Who wrote this book?
John Mark ("John" is a Hebrew name meaning "God is gracious; "Mark"/"Marcus" is a Roman name meaning "larger hammer").8
Besides the early Church's testimony that Mark served as the apostle Peter's "interpreter" ("a term meaning something like 'private secretary' and aide-de-camp"9), Mark had firsthand knowledge of the leaders of the early Church and the Gospel10 they espoused:
Mark was the cousin of Barnabas (Colossians 4:10), a leader in the early Church.
Mark came from a wealthy family who were among the first in Jerusalem to become Christians, and whose home served as a meeting place for believers (a house church) (Acts 12:11-13).
He was a traveling companion of the apostle Paul during Paul's first missionary journey (c. A.D. 46–48) (Acts 12:25; 13:5).
However, because Mark had abandoned Paul and Barnabas (Acts 13:13), Paul refused to take him along on the next trip (c. A.D. 49–52), a decision that created a rift between he and Barnabas.
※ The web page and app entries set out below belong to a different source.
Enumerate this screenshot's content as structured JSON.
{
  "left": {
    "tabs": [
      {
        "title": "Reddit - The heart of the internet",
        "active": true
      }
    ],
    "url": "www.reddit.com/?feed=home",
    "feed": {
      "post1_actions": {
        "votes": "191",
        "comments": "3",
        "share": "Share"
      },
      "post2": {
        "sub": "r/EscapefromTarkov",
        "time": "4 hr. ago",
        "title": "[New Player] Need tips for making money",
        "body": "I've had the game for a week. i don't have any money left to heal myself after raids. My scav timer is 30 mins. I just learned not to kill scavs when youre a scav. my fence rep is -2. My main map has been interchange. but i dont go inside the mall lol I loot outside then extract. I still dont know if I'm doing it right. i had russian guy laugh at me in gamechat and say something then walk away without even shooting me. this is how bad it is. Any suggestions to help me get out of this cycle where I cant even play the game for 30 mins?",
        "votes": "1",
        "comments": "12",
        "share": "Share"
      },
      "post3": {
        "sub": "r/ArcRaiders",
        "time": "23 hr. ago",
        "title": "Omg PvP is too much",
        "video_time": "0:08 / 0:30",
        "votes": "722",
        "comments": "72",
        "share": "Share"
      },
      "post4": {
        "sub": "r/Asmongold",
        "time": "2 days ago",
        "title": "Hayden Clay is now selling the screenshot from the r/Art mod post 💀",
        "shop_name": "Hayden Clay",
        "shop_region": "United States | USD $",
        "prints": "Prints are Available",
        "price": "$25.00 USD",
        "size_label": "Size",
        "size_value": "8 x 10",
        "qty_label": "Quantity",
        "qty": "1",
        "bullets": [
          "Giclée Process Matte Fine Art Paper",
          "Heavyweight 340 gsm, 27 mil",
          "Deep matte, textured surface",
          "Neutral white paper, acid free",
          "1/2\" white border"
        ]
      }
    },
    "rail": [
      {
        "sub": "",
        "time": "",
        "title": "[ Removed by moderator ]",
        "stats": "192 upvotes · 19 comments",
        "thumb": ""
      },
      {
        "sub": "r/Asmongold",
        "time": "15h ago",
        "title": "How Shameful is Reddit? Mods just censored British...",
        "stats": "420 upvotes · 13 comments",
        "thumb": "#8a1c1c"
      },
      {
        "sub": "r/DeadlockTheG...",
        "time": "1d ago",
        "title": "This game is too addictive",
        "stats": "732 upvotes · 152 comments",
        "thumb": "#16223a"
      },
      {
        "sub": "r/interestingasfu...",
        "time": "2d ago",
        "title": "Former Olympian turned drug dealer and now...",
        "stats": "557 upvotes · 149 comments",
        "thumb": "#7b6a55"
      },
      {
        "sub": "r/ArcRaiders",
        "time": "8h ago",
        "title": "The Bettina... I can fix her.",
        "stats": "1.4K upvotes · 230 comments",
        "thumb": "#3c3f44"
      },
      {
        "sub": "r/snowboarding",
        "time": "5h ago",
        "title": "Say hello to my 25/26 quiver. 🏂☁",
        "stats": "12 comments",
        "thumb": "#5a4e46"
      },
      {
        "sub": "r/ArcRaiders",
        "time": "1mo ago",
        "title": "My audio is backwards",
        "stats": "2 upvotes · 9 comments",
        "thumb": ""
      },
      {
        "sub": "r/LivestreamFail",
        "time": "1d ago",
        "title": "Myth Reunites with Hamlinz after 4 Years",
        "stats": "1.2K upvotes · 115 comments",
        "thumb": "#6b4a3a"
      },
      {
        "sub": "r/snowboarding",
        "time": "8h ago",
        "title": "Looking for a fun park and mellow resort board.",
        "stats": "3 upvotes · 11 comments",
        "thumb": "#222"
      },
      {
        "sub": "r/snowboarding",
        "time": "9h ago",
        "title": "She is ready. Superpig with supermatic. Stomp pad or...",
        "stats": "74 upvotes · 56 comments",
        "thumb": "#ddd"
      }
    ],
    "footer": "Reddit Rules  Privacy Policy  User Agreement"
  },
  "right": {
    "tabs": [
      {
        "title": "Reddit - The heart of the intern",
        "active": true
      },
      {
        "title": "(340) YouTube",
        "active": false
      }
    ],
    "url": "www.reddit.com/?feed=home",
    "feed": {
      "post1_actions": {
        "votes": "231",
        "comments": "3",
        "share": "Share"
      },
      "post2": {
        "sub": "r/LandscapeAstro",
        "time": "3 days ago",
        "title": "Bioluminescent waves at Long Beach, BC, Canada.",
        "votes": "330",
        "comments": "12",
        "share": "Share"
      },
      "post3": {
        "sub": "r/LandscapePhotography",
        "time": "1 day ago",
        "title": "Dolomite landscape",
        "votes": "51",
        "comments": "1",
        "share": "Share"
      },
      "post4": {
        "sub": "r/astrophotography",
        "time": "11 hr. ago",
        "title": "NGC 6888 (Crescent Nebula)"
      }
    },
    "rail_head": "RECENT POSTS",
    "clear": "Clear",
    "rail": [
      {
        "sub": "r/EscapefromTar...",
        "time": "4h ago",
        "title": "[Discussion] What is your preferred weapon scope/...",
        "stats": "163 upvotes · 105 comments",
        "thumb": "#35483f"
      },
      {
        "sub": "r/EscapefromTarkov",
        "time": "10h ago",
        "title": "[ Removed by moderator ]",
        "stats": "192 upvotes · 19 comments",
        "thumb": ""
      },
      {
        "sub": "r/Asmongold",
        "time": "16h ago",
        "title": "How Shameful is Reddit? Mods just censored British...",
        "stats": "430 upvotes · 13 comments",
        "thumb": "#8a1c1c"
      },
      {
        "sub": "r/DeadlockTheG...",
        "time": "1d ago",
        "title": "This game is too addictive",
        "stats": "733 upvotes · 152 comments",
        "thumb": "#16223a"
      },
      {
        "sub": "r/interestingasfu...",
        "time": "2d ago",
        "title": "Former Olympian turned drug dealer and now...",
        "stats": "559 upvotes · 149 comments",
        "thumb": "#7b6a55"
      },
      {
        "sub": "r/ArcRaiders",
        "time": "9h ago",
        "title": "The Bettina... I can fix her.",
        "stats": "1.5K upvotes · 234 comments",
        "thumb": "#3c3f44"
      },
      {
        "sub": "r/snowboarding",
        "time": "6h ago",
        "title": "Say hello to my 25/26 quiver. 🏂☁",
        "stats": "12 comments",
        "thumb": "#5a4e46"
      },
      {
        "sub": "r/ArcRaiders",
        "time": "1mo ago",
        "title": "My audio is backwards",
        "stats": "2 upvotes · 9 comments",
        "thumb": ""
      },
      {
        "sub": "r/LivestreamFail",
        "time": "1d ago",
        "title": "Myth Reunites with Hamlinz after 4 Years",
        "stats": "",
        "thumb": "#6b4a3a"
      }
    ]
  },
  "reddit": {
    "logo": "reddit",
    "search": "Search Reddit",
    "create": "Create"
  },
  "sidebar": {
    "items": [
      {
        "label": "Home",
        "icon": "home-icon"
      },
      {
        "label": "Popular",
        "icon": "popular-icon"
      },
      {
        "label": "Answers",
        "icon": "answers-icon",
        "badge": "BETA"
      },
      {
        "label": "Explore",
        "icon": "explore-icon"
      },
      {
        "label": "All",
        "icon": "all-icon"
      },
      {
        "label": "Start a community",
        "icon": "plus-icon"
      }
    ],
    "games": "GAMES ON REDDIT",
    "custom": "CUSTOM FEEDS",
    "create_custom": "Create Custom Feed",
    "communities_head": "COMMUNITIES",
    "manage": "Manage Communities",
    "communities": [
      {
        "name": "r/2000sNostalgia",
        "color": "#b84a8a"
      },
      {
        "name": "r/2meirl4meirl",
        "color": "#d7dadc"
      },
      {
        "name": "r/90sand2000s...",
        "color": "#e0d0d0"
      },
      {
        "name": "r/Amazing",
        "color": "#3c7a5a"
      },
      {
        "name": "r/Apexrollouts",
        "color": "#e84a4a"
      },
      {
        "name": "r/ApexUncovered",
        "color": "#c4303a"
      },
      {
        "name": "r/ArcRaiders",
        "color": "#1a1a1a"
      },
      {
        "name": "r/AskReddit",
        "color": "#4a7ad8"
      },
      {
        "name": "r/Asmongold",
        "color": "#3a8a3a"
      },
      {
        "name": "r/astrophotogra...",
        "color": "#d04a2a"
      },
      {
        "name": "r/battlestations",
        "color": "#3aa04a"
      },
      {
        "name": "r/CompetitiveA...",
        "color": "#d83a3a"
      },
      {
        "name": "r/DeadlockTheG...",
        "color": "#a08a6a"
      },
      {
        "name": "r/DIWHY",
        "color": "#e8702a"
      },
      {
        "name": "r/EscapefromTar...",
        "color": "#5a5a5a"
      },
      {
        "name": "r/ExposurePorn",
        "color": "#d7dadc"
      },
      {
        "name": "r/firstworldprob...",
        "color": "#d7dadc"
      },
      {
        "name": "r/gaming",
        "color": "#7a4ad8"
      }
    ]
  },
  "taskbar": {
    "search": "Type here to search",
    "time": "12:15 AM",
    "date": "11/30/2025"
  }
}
The latter took John Mark and headed in a different direction (Acts 15:36-39).
At some point Paul and Mark were reconciled, since Paul later speaks highly of him (Colossians 4:10-11; 2 Timothy 4:11; Philemon 24).
What does it mean to be reconciled to someone? Does being reconciled mean that two people have to think and act exactly alike? Why or why not?
Another word for reconciliation is reunion. To reunite is to make united again. Unity, however, is not the same as uniformity. Whereas uniformity demands looking and acting exactly alike, unity involves shared beliefs and values - while still leaving room for individual differences.
While we can only guess as to why John Mark deserted Paul and Barnabas - Fear of danger? Dissatisfaction with the leadership? Malaria?11 - it is probably not too much to say that it was John Mark's and Paul's beliefs and values which led them to be reconciled. And doubtless the entire experience better prepared Mark for writing about Jesus, the one who came to reconcile us to God.
Mark was a companion of the apostle Peter and may even have been converted by him (see 1 Peter 5:13). It is believed that Mark's gospel is based on Peter's sermons and recollections regarding Jesus, and it is obvious that Mark chose to present his material thematically rather than chronologically. Mark's gospel was held in high esteem immediately after it was written (because of Peter's authority, plus its endorsement by the Christian church at Rome), but it did fall out of favor once the longer and smoother gospels of Matthew and Luke arrived on the scene.12
Tradition tells us that John Mark went on to establish churches in Alexandria (Egypt), he was martyred, and his remains were carried to Venice and placed under the Church of St. Mark.13
How we live our lives bears witness to who we are and what we believe. This was Peter's point in his first epistle. Writing to Christians who were being persecuted for their faith, Peter urged them to live good lives that would bear witness to the saving power of God. "Be careful how you live among your unbelieving neighbors. Even if they accuse you of doing wrong, they will see your honorable behavior, and they will believe and give honor to God when he comes to judge the world" (1 Peter 2:12).